If you are experiencing a medical emergency, please call 911 or seek care at an emergency room.
Bisphenol A (BPA) is a high-production-volume industrial chemical used in producing polycarbonate plastics and epoxy resins used in consumer products, such as storage containers for foods and beverages, medical devices, and thermal paper. The predominant human exposure is from food containers. Low levels of monomer can migrate from these products and there has been much controversy as to the potential toxicity of this BPA exposure.
FDA, under an Interagency Agreement between NCTR and the National Institute of Environmental Health Sciences, has conducted a series of studies in the past decade to address data gaps the FDA Science Board identified. Pharmacokinetic studies across several species have indicated that BPA undergoes rapid and extensive metabolic inactivation in the gut and liver, with the degree of inactivation in young animals varying across species.
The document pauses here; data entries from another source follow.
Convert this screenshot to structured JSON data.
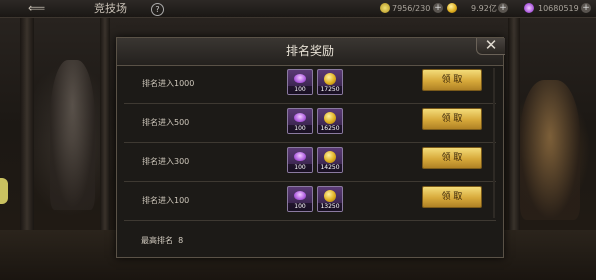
{
  "topbar": {
    "back_glyph": "⟸",
    "title": "竞技场",
    "help_label": "?",
    "stamina": "7956/230",
    "gold": "9.92亿",
    "gems": "10680519",
    "plus": "+"
  },
  "dialog": {
    "title": "排名奖励",
    "close_glyph": "✕",
    "rows": [
      {
        "label": "排名进入1000",
        "gem_qty": "100",
        "coin_qty": "17250",
        "button": "领 取"
      },
      {
        "label": "排名进入500",
        "gem_qty": "100",
        "coin_qty": "16250",
        "button": "领 取"
      },
      {
        "label": "排名进入300",
        "gem_qty": "100",
        "coin_qty": "14250",
        "button": "领 取"
      },
      {
        "label": "排名进入100",
        "gem_qty": "100",
        "coin_qty": "13250",
        "button": "领 取"
      }
    ],
    "best_rank_label": "最高排名",
    "best_rank_value": "8"
  },
  "colors": {
    "claim_button": "#d7a93a",
    "item_frame": "#5a3a75",
    "gem": "#b060e0",
    "coin": "#e0b020"
  }
}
Dr. Barry Delclos is a Research Pharmacologist at FDA’s National Center for Toxicological Research. His early research efforts focused on chemical carcinogenesis and later shifted to toxicities associated with endocrine active agents and modulation of toxicity by dietary factors. Dr. Delclos has served as Principal Investigator on a series of studies conducted under an Interagency Agreement between FDA and the National Institute of Environmental Health Sciences to evaluate aspects of the hypothesis that exposure to low levels of hormonally active agents, particularly during development, adversely affects human health, including reproductive function and carcinogenesis.
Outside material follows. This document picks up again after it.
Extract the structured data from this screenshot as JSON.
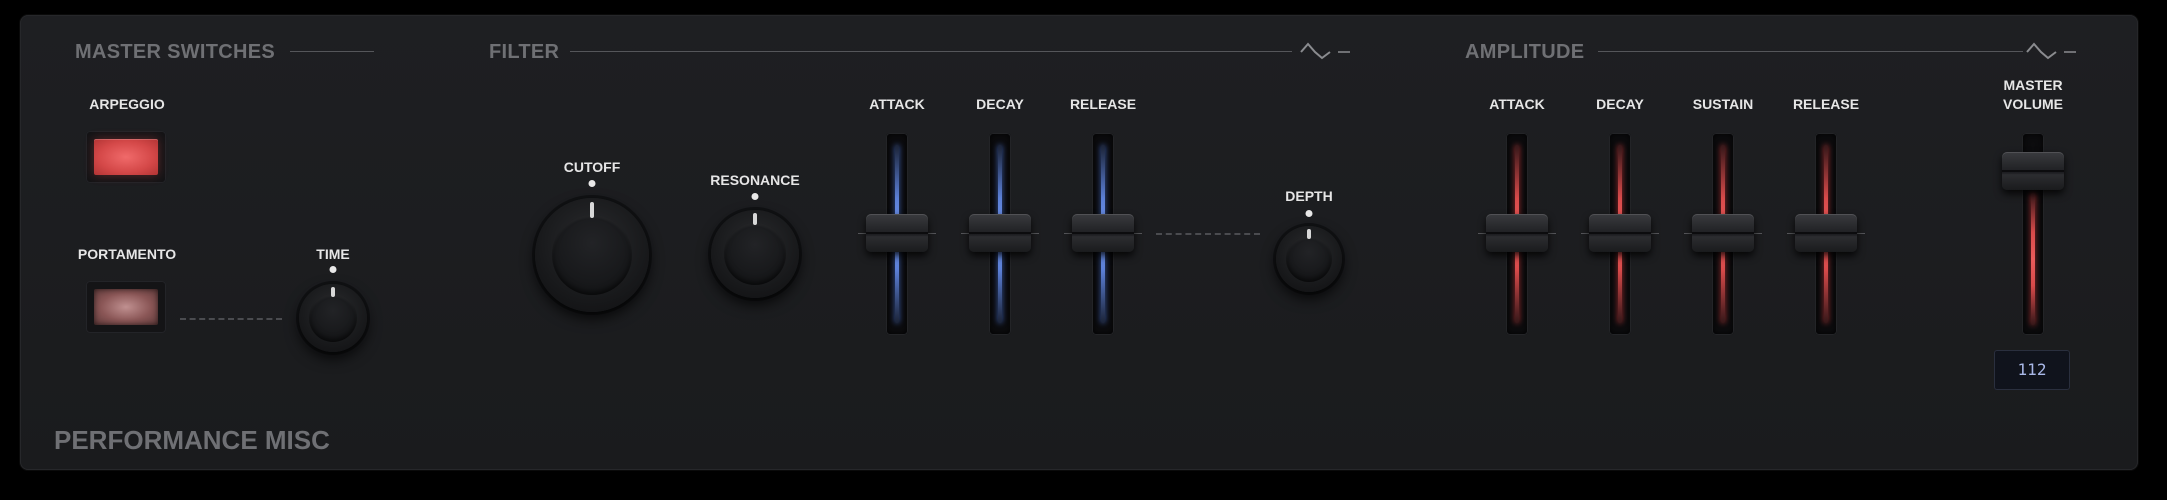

K. Barry Delclos, Ph.D.
Division of Biochemical Toxicology
FDA’s National Center for Toxicological Research
Thursday, September 13, 2018
12:00 pm to 1:00 pm
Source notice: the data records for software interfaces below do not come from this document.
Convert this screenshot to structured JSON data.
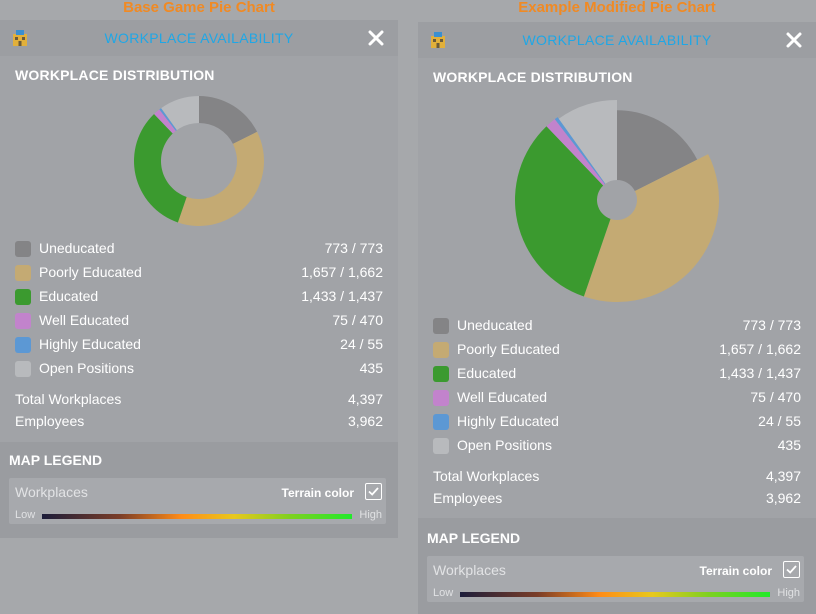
{
  "captions": {
    "left": "Base Game Pie Chart",
    "right": "Example Modified Pie Chart"
  },
  "window": {
    "title": "WORKPLACE AVAILABILITY",
    "icon": "building-icon",
    "close_icon": "close-icon"
  },
  "distribution": {
    "title": "WORKPLACE DISTRIBUTION",
    "rows": [
      {
        "label": "Uneducated",
        "value": "773 / 773",
        "color": "#848486"
      },
      {
        "label": "Poorly Educated",
        "value": "1,657 / 1,662",
        "color": "#c4aa73"
      },
      {
        "label": "Educated",
        "value": "1,433 / 1,437",
        "color": "#3b9a2f"
      },
      {
        "label": "Well Educated",
        "value": "75 / 470",
        "color": "#c283cc"
      },
      {
        "label": "Highly Educated",
        "value": "24 / 55",
        "color": "#5c98d4"
      },
      {
        "label": "Open Positions",
        "value": "435",
        "color": "#b8babd"
      }
    ],
    "total_label": "Total Workplaces",
    "total_value": "4,397",
    "employees_label": "Employees",
    "employees_value": "3,962"
  },
  "chart_data": {
    "type": "pie",
    "categories": [
      "Uneducated",
      "Poorly Educated",
      "Educated",
      "Well Educated",
      "Highly Educated",
      "Open Positions"
    ],
    "values": [
      773,
      1657,
      1433,
      75,
      24,
      435
    ],
    "colors": [
      "#848486",
      "#c4aa73",
      "#3b9a2f",
      "#c283cc",
      "#5c98d4",
      "#b8babd"
    ]
  },
  "legend": {
    "title": "MAP LEGEND",
    "workplaces_label": "Workplaces",
    "terrain_label": "Terrain color",
    "terrain_checked": true,
    "low_label": "Low",
    "high_label": "High"
  }
}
Learn more and register here.
The FDA Grand Rounds are webcast every other month to highlight cutting-edge research underway across the Agency and its impact on protecting and advancing public health. Each session features an FDA scientist presenting on a key public health challenge and how FDA is applying science to its regulatory activities. The 45-minute presentation is followed by questions from the audience.